America’s new technocratic elite

Daniel Ben-Ami, author, Ferraris for All, introduces a discussion of Joel Kotkin’s conception of the new class conflict in America.

6:45pm, Tuesday 16 September 2014, Art Workers' Guild, 6 Queen Square, London WC1N 3AT

To what extent do changes in America’s economic structure help explain long-term shifts in political debate? Joel Kotkin is one of a select group of authors who attaches great importance to the ascent of the “clerisy”: a class of technical experts whose fortunes are linked to those of a burgeoning state. This development certainly seems to accord with the rise of technocratic elitism and the demise of mass politics. Do such class-based arguments retain any validity or have they had their day?

Questions to consider

1) Has the emergence of an extensive role for the state in capitalist economies paved the way for the emergence of a technocratic class or “clerisy”?

2) Does this clerisy have distinct interests?

3) Why is the clerisy so hostile to American suburbia?

4 ) How would you evaluate Kotkin’s claim that the divisions in American politics can be explained by reference to two competing oligarchies? That is an old plutocracy based on sectors such as agribusiness, construction, energy and manufacturing vs a new one centred on information technology and Wall Street.

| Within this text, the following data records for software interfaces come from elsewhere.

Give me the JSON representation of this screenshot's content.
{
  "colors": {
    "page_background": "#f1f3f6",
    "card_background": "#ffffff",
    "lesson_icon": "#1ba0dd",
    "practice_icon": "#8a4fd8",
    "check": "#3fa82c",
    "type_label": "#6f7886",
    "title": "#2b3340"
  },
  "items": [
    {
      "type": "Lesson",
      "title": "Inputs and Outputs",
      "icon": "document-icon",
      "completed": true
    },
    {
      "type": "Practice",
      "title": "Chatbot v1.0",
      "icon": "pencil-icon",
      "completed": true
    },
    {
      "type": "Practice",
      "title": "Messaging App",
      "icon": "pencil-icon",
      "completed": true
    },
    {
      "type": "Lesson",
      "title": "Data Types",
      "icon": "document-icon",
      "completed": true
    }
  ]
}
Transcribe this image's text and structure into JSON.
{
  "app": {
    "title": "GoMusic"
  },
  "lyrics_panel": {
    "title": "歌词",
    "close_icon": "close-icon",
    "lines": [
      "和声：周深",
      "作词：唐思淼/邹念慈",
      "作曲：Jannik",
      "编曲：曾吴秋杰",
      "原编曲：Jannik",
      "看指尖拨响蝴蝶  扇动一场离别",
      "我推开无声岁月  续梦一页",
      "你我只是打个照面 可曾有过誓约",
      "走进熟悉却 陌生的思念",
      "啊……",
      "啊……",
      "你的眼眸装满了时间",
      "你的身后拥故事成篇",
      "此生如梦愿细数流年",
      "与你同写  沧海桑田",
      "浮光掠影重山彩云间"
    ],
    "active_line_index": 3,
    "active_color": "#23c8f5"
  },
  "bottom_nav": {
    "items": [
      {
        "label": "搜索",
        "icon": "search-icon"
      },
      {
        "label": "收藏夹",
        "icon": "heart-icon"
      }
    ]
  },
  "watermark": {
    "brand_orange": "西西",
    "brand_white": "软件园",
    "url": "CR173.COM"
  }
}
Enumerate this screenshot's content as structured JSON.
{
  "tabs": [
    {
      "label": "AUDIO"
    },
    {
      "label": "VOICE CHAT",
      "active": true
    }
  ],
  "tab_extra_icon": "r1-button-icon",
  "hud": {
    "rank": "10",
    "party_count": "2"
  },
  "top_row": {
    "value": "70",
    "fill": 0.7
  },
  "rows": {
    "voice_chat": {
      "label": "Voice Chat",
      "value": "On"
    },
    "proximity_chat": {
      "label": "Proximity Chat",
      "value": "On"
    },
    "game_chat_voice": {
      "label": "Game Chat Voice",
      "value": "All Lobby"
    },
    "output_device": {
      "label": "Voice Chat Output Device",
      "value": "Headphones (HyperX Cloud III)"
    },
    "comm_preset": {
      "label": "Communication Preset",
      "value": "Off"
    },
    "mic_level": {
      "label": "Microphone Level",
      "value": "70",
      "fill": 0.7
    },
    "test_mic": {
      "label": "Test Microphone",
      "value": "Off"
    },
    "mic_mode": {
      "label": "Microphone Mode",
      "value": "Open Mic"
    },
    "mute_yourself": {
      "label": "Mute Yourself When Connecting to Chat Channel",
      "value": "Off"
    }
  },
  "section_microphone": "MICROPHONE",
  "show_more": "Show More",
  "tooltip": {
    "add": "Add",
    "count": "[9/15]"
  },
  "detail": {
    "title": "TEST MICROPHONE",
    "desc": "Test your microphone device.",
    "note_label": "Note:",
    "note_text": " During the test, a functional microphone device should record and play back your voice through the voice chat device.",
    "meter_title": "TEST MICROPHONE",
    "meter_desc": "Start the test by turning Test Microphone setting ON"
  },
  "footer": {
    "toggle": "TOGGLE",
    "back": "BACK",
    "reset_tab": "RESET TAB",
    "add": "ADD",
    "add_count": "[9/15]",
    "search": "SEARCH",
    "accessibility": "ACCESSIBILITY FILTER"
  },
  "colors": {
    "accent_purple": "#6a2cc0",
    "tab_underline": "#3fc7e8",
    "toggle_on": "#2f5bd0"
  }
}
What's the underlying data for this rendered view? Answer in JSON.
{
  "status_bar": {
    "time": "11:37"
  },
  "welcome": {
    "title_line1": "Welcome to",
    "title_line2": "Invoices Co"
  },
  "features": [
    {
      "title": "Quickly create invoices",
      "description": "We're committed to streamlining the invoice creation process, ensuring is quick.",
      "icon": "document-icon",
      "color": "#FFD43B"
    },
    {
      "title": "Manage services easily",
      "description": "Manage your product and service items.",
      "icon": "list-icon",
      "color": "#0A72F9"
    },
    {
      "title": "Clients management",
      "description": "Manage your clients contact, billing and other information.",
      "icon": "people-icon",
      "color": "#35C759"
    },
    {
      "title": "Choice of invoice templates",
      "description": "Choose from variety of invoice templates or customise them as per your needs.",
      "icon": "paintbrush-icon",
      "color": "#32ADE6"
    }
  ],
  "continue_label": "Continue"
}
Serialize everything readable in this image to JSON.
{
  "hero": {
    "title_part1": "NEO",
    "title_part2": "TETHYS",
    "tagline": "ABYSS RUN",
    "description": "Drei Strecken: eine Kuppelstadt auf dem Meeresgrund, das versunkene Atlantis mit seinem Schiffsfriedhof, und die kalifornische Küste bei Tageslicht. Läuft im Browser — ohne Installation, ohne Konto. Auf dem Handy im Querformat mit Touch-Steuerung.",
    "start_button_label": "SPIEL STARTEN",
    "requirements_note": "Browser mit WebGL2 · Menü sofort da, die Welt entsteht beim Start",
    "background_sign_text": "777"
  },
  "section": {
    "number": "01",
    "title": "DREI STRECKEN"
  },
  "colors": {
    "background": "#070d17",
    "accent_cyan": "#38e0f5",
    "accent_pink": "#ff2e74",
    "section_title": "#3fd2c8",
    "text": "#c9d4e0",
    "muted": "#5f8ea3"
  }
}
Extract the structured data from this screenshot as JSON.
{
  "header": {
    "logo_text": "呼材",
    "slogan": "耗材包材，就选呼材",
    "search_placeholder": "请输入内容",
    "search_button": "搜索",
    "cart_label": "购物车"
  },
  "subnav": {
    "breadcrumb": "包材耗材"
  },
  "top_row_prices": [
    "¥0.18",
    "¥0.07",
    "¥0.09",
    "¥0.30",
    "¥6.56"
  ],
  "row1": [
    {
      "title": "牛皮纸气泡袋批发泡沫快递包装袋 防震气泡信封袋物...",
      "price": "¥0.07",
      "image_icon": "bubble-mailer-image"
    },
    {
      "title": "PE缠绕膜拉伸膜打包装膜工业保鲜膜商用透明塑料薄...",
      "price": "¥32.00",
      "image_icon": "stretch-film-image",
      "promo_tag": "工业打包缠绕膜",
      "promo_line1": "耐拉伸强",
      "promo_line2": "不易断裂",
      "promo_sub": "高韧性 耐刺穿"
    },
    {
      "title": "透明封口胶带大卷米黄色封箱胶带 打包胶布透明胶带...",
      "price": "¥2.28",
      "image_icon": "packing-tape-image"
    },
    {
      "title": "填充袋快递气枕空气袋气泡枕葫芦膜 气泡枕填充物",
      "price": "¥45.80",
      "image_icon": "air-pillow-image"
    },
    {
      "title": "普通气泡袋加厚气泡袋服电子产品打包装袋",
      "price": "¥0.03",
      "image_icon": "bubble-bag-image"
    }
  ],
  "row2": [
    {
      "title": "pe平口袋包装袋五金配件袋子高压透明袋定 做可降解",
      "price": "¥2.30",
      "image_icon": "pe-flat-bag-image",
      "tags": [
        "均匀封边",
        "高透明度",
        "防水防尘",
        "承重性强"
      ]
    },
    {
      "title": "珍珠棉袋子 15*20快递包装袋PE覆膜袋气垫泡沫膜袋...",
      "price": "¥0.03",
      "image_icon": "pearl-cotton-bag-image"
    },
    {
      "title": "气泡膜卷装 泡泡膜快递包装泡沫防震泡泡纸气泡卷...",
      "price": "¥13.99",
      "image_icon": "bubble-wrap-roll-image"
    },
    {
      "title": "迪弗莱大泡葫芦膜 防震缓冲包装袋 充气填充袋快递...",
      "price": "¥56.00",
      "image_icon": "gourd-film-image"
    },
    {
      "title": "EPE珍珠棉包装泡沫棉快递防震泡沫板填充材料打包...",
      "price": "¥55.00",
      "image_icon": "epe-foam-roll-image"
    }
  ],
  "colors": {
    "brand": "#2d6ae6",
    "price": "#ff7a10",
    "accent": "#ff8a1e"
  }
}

5) Why are America’s political leaders so preoccupied with inequality?

SPEAKER(S)

Daniel Ben-Ami, author, Ferraris for All

READINGS

Joel Kotkin The New Class Conflict is due to be published on 1 September but it might not be available in time for the discussion. However, his website has an extensive archive of articles on these topics: http://www.joelkotkin.com/ . In particular see:

- Watch What You Say, The New Liberal Power Elite Won’t Tolerate Dissent
- The Divisions In The One Percent And The Class Warfare That Will Shape Election 2014
- America’s New Oligarchs—Fwd.us and Silicon Valley’s Shady 1 Percenters
- Dawn of the Age of Oligarchy: the Alliance between Government and the 1%
- Growth, Not Redistribution the Cure for Income Inequality

You should also read:

- Daniel Ben-Ami “Liberals against liberalism” spiked